About a decade ago, a handful of Google’s most talented engineers started building a system that seems to defy logic.
Called Spanner, it was the first global database, a way of storing information across millions of machines in dozens of data centers spanning multiple continents, and it now underpins everything from Gmail to AdWords, the company’s primary moneymaker. But it’s not just the size of this creation that boggles the mind. The real trick is that, even though Spanner stretches across the globe, it behaves as if it’s in one place.
Google can change company data in one part of this databaserunning an ad, say, or debiting an advertiser’s accountwithout contradicting changes made on the other side of the planet. What’s more, it can readily and reliably replicate data across multiple data centers in multiple parts of the world—and seamlessly retrieve these copies if any one data center goes down. For a truly global business like Google, such transcontinental consistency is enormously powerful.

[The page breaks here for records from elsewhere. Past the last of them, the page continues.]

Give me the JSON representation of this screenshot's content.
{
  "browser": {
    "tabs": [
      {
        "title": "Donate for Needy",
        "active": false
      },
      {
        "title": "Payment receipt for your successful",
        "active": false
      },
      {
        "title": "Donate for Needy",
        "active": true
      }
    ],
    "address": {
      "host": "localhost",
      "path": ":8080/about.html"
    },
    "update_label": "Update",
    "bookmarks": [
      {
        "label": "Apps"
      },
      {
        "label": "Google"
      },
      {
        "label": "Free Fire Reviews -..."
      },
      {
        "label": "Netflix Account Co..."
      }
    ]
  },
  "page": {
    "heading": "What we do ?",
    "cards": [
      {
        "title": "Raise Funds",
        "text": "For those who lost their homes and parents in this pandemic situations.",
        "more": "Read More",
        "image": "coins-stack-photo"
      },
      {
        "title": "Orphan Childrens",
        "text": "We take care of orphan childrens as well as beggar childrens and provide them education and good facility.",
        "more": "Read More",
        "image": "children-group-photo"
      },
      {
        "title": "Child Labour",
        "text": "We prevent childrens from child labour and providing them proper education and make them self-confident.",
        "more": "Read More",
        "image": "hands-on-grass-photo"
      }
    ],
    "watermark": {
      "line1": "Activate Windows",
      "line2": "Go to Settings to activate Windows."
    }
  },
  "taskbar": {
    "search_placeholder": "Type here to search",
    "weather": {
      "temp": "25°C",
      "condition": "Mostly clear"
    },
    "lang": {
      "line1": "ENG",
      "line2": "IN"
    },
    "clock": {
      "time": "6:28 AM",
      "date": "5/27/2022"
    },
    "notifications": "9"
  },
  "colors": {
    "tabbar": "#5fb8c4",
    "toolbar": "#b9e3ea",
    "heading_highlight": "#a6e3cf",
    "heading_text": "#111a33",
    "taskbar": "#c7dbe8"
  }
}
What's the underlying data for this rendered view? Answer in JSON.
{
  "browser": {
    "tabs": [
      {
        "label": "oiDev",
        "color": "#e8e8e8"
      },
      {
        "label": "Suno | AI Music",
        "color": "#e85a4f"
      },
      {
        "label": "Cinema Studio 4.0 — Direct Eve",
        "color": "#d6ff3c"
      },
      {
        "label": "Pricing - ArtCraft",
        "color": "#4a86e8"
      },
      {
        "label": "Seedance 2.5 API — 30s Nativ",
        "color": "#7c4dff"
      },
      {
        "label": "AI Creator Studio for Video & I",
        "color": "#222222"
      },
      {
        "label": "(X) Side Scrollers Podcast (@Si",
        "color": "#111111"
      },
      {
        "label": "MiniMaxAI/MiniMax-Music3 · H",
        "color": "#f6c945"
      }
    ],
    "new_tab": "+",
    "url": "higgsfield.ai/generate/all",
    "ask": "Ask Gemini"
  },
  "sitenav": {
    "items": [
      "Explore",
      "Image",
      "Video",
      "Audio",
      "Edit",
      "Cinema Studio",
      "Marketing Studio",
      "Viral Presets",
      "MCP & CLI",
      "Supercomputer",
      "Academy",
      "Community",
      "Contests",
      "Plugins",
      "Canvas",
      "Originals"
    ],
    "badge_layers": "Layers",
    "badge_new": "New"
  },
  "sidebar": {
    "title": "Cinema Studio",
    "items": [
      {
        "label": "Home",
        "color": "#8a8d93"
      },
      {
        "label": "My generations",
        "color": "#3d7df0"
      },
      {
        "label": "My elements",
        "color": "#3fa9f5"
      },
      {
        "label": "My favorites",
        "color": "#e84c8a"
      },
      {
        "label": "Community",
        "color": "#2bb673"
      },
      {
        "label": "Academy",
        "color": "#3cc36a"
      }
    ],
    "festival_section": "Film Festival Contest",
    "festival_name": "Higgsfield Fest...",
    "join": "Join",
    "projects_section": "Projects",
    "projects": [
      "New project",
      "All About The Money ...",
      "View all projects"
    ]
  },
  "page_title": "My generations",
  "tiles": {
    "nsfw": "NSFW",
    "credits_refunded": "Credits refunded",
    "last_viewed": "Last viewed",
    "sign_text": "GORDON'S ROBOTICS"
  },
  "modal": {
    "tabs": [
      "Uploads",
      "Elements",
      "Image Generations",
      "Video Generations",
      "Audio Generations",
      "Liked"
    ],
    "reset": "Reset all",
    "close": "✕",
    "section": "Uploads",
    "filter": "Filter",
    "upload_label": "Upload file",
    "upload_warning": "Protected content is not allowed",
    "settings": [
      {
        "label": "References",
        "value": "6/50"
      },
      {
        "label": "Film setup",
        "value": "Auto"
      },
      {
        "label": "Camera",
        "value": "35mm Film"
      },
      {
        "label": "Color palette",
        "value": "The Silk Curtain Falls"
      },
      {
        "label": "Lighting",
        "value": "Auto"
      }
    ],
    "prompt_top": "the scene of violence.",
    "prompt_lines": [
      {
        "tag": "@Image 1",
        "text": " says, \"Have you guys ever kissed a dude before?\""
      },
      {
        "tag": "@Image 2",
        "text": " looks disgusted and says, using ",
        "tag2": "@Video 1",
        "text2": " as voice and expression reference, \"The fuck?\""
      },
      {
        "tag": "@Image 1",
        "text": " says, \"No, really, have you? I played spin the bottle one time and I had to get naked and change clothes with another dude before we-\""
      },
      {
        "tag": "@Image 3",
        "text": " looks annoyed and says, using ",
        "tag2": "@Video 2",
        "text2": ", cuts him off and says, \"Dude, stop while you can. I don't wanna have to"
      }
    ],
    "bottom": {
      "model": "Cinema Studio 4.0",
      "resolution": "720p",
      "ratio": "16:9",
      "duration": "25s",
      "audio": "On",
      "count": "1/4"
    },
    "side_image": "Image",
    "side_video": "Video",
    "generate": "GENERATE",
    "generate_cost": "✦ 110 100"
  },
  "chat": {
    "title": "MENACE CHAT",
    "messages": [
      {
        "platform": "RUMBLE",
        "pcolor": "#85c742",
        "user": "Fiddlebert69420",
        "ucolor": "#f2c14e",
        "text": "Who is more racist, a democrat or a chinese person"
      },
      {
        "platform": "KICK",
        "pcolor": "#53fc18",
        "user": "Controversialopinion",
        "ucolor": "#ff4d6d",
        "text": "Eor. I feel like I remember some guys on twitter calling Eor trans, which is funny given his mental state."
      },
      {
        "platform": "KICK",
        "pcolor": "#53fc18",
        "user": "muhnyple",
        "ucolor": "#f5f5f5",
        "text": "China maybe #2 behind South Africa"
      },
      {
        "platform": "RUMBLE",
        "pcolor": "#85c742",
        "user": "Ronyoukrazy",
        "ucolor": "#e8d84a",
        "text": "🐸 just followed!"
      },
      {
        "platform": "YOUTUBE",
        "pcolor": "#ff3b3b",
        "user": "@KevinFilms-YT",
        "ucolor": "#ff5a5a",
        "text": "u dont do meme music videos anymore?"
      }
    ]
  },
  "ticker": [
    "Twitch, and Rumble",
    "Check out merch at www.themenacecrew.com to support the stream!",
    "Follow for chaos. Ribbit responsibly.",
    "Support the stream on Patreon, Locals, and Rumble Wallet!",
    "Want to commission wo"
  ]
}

Before Spanner, this didn’t seem possible. Machines couldn’t keep databases consistent without constant and heavy communication, and communication across the globe took much too long. You know, the speed of light and all that. Google’s engineers needed something like the the ansible, a fictional device that first appeared in Ursula Le Guin’s 1966 novel Rocannon’s World and became a sci-fi trope. The ansible can instantly send information across any distance, defying both time and space. Spanner isn’t the ansible. It can’t shrink space. But it works because those engineers found a way to harness time.
No one else has ever built a system like this. No one else has taken hold of time in the same way. And now Google is offering this technology to the rest of the world as a cloud computing service.
Google believes this can provide some added leverage in its battle with Microsoft and Amazon for supremacy in the increasingly important cloud computing market, just because Spanner is unique. And some agree. “If they offer it, people will want it, and people will use it,” says Peter Bailis, an assistant professor of computer science at Stanford University who specializes in massively distributed software systems. But as others point out: Few businesses have the same needs as Google.
In the past, if you built a system that spanned hundreds of machines and multiple data centers, you followed an important rule: Don’t trust time. If a system involved communication between many machines in many different places, time would vary from machine to machine, just because time—precise time—is a hard thing to keep. Services like the Network Time Protocol aimed to provide machines with a common reference point. But this worked only so well, mainly because networks are slow. It takes time to send the time.
For Google, this was a problem. If a database spanned multiple regions, it couldn’t ensure that transactions in one part of the world lined up with transactions in another. It couldn’t get a truly global picture of its operations. It couldn’t seamlessly replicate data cross regions or quickly retrieve replicated data when it was needed. So Google’s top engineers found a way to trust time.
Part of the trick is that they equipped Google’s data centers with a series of GPS receivers and atomic clocks. The GPS receivers, much like the one in your cell phone, grab the time from various satellites orbiting the globe, while the atomic clocks keep their own time. Then they shuttle their time readings to master servers in each data center. These masters constantly trade readings in an effort to settle on a common time.
A margin of error still exists, but thanks to so many readings, the masters can bootstrap a far more reliable timekeeping service. “This gives you faster-than-light coordination between two places,” says Peter Mattis, a former Google engineer who founded CockroachDB, a startup working to build an open source version of Spanner.
Google calls this timekeeping technology TrueTime, and only Google has it. Drawing on a celebrated research paper Google released in 2012, Mattis and CockroachDB have duplicated many other parts of Spannerbut not TrueTime. Google can pull this off only because of its massive global infrastructure.
A Changing World
To be sure, a few others could build a similar service, namely Amazon and Microsoft. But they haven’t yet. With help from TrueTime, Spanner has provided Google with a competitive advantage in so many different markets. It underpins not only AdWords and Gmail but more than 2,000 other Google services, including Google Photos and the Google Play store. Google gained the ability to juggle online transactions at an unprecedented scale, and thanks to Spanner’s extreme form of data replication, it was able to keep its services up and running with unprecedented consistency.
Now Google wants a different kind of competitive advantage in the cloud computing market. It hopes to convince customers that Spanner provides an easier way of running a global business, a easier way of replicating their data across multiple regions and, thus, guard against outages. The rub is that few businesses are truly global. But Google is betting its new service will give customers the freedom to expand as time goes on. Among them is JDA, a company that helps businesses oversee their supply chains, which is now testing Spanner. “The volume of data—and velocity with which that data is coming at us—is amplifying significantly,” says JDA group vice president John Sarvari.
Spanner could also be useful in the financial markets, allowing big banks to more efficiently track and synchronize trades happening across the planet. And Google says it’s already in talks with large financial institutions about this kind of thing. Traditionally, many banks were wary of handling trades in the cloud for reasons of security and privacy. But those attitudes are softening. A few years ago, Spanner was something only Google needed. Now, Google is banking on change.